[Items listed in a dataset]
************
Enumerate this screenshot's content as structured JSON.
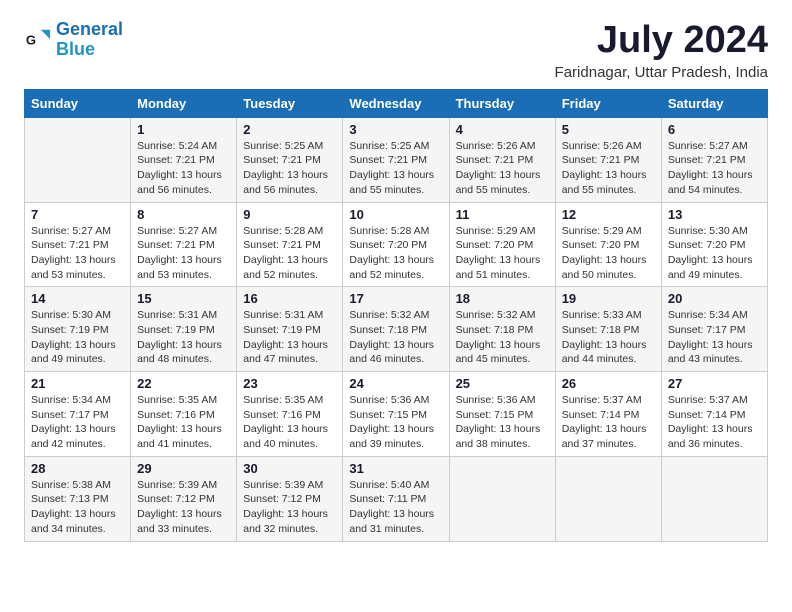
{
  "logo": {
    "line1": "General",
    "line2": "Blue"
  },
  "title": {
    "month_year": "July 2024",
    "location": "Faridnagar, Uttar Pradesh, India"
  },
  "header_days": [
    "Sunday",
    "Monday",
    "Tuesday",
    "Wednesday",
    "Thursday",
    "Friday",
    "Saturday"
  ],
  "weeks": [
    [
      {
        "day": "",
        "info": ""
      },
      {
        "day": "1",
        "info": "Sunrise: 5:24 AM\nSunset: 7:21 PM\nDaylight: 13 hours\nand 56 minutes."
      },
      {
        "day": "2",
        "info": "Sunrise: 5:25 AM\nSunset: 7:21 PM\nDaylight: 13 hours\nand 56 minutes."
      },
      {
        "day": "3",
        "info": "Sunrise: 5:25 AM\nSunset: 7:21 PM\nDaylight: 13 hours\nand 55 minutes."
      },
      {
        "day": "4",
        "info": "Sunrise: 5:26 AM\nSunset: 7:21 PM\nDaylight: 13 hours\nand 55 minutes."
      },
      {
        "day": "5",
        "info": "Sunrise: 5:26 AM\nSunset: 7:21 PM\nDaylight: 13 hours\nand 55 minutes."
      },
      {
        "day": "6",
        "info": "Sunrise: 5:27 AM\nSunset: 7:21 PM\nDaylight: 13 hours\nand 54 minutes."
      }
    ],
    [
      {
        "day": "7",
        "info": "Sunrise: 5:27 AM\nSunset: 7:21 PM\nDaylight: 13 hours\nand 53 minutes."
      },
      {
        "day": "8",
        "info": "Sunrise: 5:27 AM\nSunset: 7:21 PM\nDaylight: 13 hours\nand 53 minutes."
      },
      {
        "day": "9",
        "info": "Sunrise: 5:28 AM\nSunset: 7:21 PM\nDaylight: 13 hours\nand 52 minutes."
      },
      {
        "day": "10",
        "info": "Sunrise: 5:28 AM\nSunset: 7:20 PM\nDaylight: 13 hours\nand 52 minutes."
      },
      {
        "day": "11",
        "info": "Sunrise: 5:29 AM\nSunset: 7:20 PM\nDaylight: 13 hours\nand 51 minutes."
      },
      {
        "day": "12",
        "info": "Sunrise: 5:29 AM\nSunset: 7:20 PM\nDaylight: 13 hours\nand 50 minutes."
      },
      {
        "day": "13",
        "info": "Sunrise: 5:30 AM\nSunset: 7:20 PM\nDaylight: 13 hours\nand 49 minutes."
      }
    ],
    [
      {
        "day": "14",
        "info": "Sunrise: 5:30 AM\nSunset: 7:19 PM\nDaylight: 13 hours\nand 49 minutes."
      },
      {
        "day": "15",
        "info": "Sunrise: 5:31 AM\nSunset: 7:19 PM\nDaylight: 13 hours\nand 48 minutes."
      },
      {
        "day": "16",
        "info": "Sunrise: 5:31 AM\nSunset: 7:19 PM\nDaylight: 13 hours\nand 47 minutes."
      },
      {
        "day": "17",
        "info": "Sunrise: 5:32 AM\nSunset: 7:18 PM\nDaylight: 13 hours\nand 46 minutes."
      },
      {
        "day": "18",
        "info": "Sunrise: 5:32 AM\nSunset: 7:18 PM\nDaylight: 13 hours\nand 45 minutes."
      },
      {
        "day": "19",
        "info": "Sunrise: 5:33 AM\nSunset: 7:18 PM\nDaylight: 13 hours\nand 44 minutes."
      },
      {
        "day": "20",
        "info": "Sunrise: 5:34 AM\nSunset: 7:17 PM\nDaylight: 13 hours\nand 43 minutes."
      }
    ],
    [
      {
        "day": "21",
        "info": "Sunrise: 5:34 AM\nSunset: 7:17 PM\nDaylight: 13 hours\nand 42 minutes."
      },
      {
        "day": "22",
        "info": "Sunrise: 5:35 AM\nSunset: 7:16 PM\nDaylight: 13 hours\nand 41 minutes."
      },
      {
        "day": "23",
        "info": "Sunrise: 5:35 AM\nSunset: 7:16 PM\nDaylight: 13 hours\nand 40 minutes."
      },
      {
        "day": "24",
        "info": "Sunrise: 5:36 AM\nSunset: 7:15 PM\nDaylight: 13 hours\nand 39 minutes."
      },
      {
        "day": "25",
        "info": "Sunrise: 5:36 AM\nSunset: 7:15 PM\nDaylight: 13 hours\nand 38 minutes."
      },
      {
        "day": "26",
        "info": "Sunrise: 5:37 AM\nSunset: 7:14 PM\nDaylight: 13 hours\nand 37 minutes."
      },
      {
        "day": "27",
        "info": "Sunrise: 5:37 AM\nSunset: 7:14 PM\nDaylight: 13 hours\nand 36 minutes."
      }
    ],
    [
      {
        "day": "28",
        "info": "Sunrise: 5:38 AM\nSunset: 7:13 PM\nDaylight: 13 hours\nand 34 minutes."
      },
      {
        "day": "29",
        "info": "Sunrise: 5:39 AM\nSunset: 7:12 PM\nDaylight: 13 hours\nand 33 minutes."
      },
      {
        "day": "30",
        "info": "Sunrise: 5:39 AM\nSunset: 7:12 PM\nDaylight: 13 hours\nand 32 minutes."
      },
      {
        "day": "31",
        "info": "Sunrise: 5:40 AM\nSunset: 7:11 PM\nDaylight: 13 hours\nand 31 minutes."
      },
      {
        "day": "",
        "info": ""
      },
      {
        "day": "",
        "info": ""
      },
      {
        "day": "",
        "info": ""
      }
    ]
  ]
}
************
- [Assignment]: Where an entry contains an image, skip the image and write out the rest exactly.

- [Exercise solution]:
Enumerate this screenshot's content as structured JSON.
{
  "logo": {
    "line1": "General",
    "line2": "Blue"
  },
  "title": {
    "month_year": "July 2024",
    "location": "Faridnagar, Uttar Pradesh, India"
  },
  "header_days": [
    "Sunday",
    "Monday",
    "Tuesday",
    "Wednesday",
    "Thursday",
    "Friday",
    "Saturday"
  ],
  "weeks": [
    [
      {
        "day": "",
        "info": ""
      },
      {
        "day": "1",
        "info": "Sunrise: 5:24 AM\nSunset: 7:21 PM\nDaylight: 13 hours\nand 56 minutes."
      },
      {
        "day": "2",
        "info": "Sunrise: 5:25 AM\nSunset: 7:21 PM\nDaylight: 13 hours\nand 56 minutes."
      },
      {
        "day": "3",
        "info": "Sunrise: 5:25 AM\nSunset: 7:21 PM\nDaylight: 13 hours\nand 55 minutes."
      },
      {
        "day": "4",
        "info": "Sunrise: 5:26 AM\nSunset: 7:21 PM\nDaylight: 13 hours\nand 55 minutes."
      },
      {
        "day": "5",
        "info": "Sunrise: 5:26 AM\nSunset: 7:21 PM\nDaylight: 13 hours\nand 55 minutes."
      },
      {
        "day": "6",
        "info": "Sunrise: 5:27 AM\nSunset: 7:21 PM\nDaylight: 13 hours\nand 54 minutes."
      }
    ],
    [
      {
        "day": "7",
        "info": "Sunrise: 5:27 AM\nSunset: 7:21 PM\nDaylight: 13 hours\nand 53 minutes."
      },
      {
        "day": "8",
        "info": "Sunrise: 5:27 AM\nSunset: 7:21 PM\nDaylight: 13 hours\nand 53 minutes."
      },
      {
        "day": "9",
        "info": "Sunrise: 5:28 AM\nSunset: 7:21 PM\nDaylight: 13 hours\nand 52 minutes."
      },
      {
        "day": "10",
        "info": "Sunrise: 5:28 AM\nSunset: 7:20 PM\nDaylight: 13 hours\nand 52 minutes."
      },
      {
        "day": "11",
        "info": "Sunrise: 5:29 AM\nSunset: 7:20 PM\nDaylight: 13 hours\nand 51 minutes."
      },
      {
        "day": "12",
        "info": "Sunrise: 5:29 AM\nSunset: 7:20 PM\nDaylight: 13 hours\nand 50 minutes."
      },
      {
        "day": "13",
        "info": "Sunrise: 5:30 AM\nSunset: 7:20 PM\nDaylight: 13 hours\nand 49 minutes."
      }
    ],
    [
      {
        "day": "14",
        "info": "Sunrise: 5:30 AM\nSunset: 7:19 PM\nDaylight: 13 hours\nand 49 minutes."
      },
      {
        "day": "15",
        "info": "Sunrise: 5:31 AM\nSunset: 7:19 PM\nDaylight: 13 hours\nand 48 minutes."
      },
      {
        "day": "16",
        "info": "Sunrise: 5:31 AM\nSunset: 7:19 PM\nDaylight: 13 hours\nand 47 minutes."
      },
      {
        "day": "17",
        "info": "Sunrise: 5:32 AM\nSunset: 7:18 PM\nDaylight: 13 hours\nand 46 minutes."
      },
      {
        "day": "18",
        "info": "Sunrise: 5:32 AM\nSunset: 7:18 PM\nDaylight: 13 hours\nand 45 minutes."
      },
      {
        "day": "19",
        "info": "Sunrise: 5:33 AM\nSunset: 7:18 PM\nDaylight: 13 hours\nand 44 minutes."
      },
      {
        "day": "20",
        "info": "Sunrise: 5:34 AM\nSunset: 7:17 PM\nDaylight: 13 hours\nand 43 minutes."
      }
    ],
    [
      {
        "day": "21",
        "info": "Sunrise: 5:34 AM\nSunset: 7:17 PM\nDaylight: 13 hours\nand 42 minutes."
      },
      {
        "day": "22",
        "info": "Sunrise: 5:35 AM\nSunset: 7:16 PM\nDaylight: 13 hours\nand 41 minutes."
      },
      {
        "day": "23",
        "info": "Sunrise: 5:35 AM\nSunset: 7:16 PM\nDaylight: 13 hours\nand 40 minutes."
      },
      {
        "day": "24",
        "info": "Sunrise: 5:36 AM\nSunset: 7:15 PM\nDaylight: 13 hours\nand 39 minutes."
      },
      {
        "day": "25",
        "info": "Sunrise: 5:36 AM\nSunset: 7:15 PM\nDaylight: 13 hours\nand 38 minutes."
      },
      {
        "day": "26",
        "info": "Sunrise: 5:37 AM\nSunset: 7:14 PM\nDaylight: 13 hours\nand 37 minutes."
      },
      {
        "day": "27",
        "info": "Sunrise: 5:37 AM\nSunset: 7:14 PM\nDaylight: 13 hours\nand 36 minutes."
      }
    ],
    [
      {
        "day": "28",
        "info": "Sunrise: 5:38 AM\nSunset: 7:13 PM\nDaylight: 13 hours\nand 34 minutes."
      },
      {
        "day": "29",
        "info": "Sunrise: 5:39 AM\nSunset: 7:12 PM\nDaylight: 13 hours\nand 33 minutes."
      },
      {
        "day": "30",
        "info": "Sunrise: 5:39 AM\nSunset: 7:12 PM\nDaylight: 13 hours\nand 32 minutes."
      },
      {
        "day": "31",
        "info": "Sunrise: 5:40 AM\nSunset: 7:11 PM\nDaylight: 13 hours\nand 31 minutes."
      },
      {
        "day": "",
        "info": ""
      },
      {
        "day": "",
        "info": ""
      },
      {
        "day": "",
        "info": ""
      }
    ]
  ]
}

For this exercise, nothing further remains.